"Early estimates show that converting all our steel to fossil-free could reduce our overall footprint by around 60 percent," said Vestre chief sustainability officer Øyvind Bjørnstad.
For designer Olbers, the goal was to lower emissions even further by using as little material as possible to make the bench. Even though SSAB's alloy is forged without coal, there are still carbon emissions elsewhere in the value chain, such as from mining and transport, so every gram of material still has some carbon cost.
"An outdoor bench for public environments must also withstand a lot of wear and tear," Olbers said. "We have striven to use as little material as possible but still maintain the strong construction."
Aesthetically, Olbers wanted the bench to have a "metal feel" but also look inviting, so she gave it wide armrests that would invite repose while providing enough space to rest a coffee cup.
Tellus is intended for parks and other public spaces, and can be ordered in any classic RAL colour. The bench is titled after one of the alternative names for planet Earth.

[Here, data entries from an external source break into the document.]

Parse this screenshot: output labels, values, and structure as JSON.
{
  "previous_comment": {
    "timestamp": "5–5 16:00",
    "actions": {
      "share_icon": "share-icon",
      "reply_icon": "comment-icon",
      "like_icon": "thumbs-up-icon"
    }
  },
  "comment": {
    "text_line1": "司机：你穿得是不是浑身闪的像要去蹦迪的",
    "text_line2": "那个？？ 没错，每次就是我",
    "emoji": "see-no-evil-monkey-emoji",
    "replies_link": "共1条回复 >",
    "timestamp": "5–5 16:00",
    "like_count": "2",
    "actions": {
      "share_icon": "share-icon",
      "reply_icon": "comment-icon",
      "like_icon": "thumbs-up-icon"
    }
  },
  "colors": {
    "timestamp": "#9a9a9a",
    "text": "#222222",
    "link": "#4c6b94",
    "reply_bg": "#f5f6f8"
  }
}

Vestre came to work with the fossil-free steel following a long-time partnership with SSAB. Bjørnstad describes the companies as having a "tight dialogue" on several sustainability projects.
The Norwegian brand brought in Olbers because of the designer's dedication to sustainable practices, which Bjørnstad said involves being highly scientific and rigorous in her approach.
The Swedish designer's previous work includes the Now or Never – 1kg CO2e exhibition at this year's Stockholm Furniture Fair, in which she visualised the carbon emissions of common materials.
The iron and steel industries currently account for around five per cent of total global green house gas emissions. SSAB first announced its plans to make steel free of fossil fuels in 2016 and made its first batch of the alloy last year.
The material has exactly the same properties as traditional steel but is produced using a process called Hydrogen Breakthrough Ironmaking Technology (HYBRIT), in which green hydrogen is burned instead of coal and coke.
Green hydrogen is obtained via the electrolysis of water, which splits the water molecules into hydrogen and oxygen and emits no greenhouse gases.
SSAB is planning to convert all of its factories in Sweden, Finland and the USA to HYBRIT and phase out its other steel products by 2045.
Doing so could reduce the total CO2 emissions of Sweden by around ten per cent and Finland by approximately seven per cent, SSAB has estimated.
Its production facility in Norway, completed by BIG in 2022, is described by the brand as the most environmentally friendly furniture factory in the world, with Passivhaus strategies, solar panels and geothermal wells.
Photography is by Einar Aslaksen.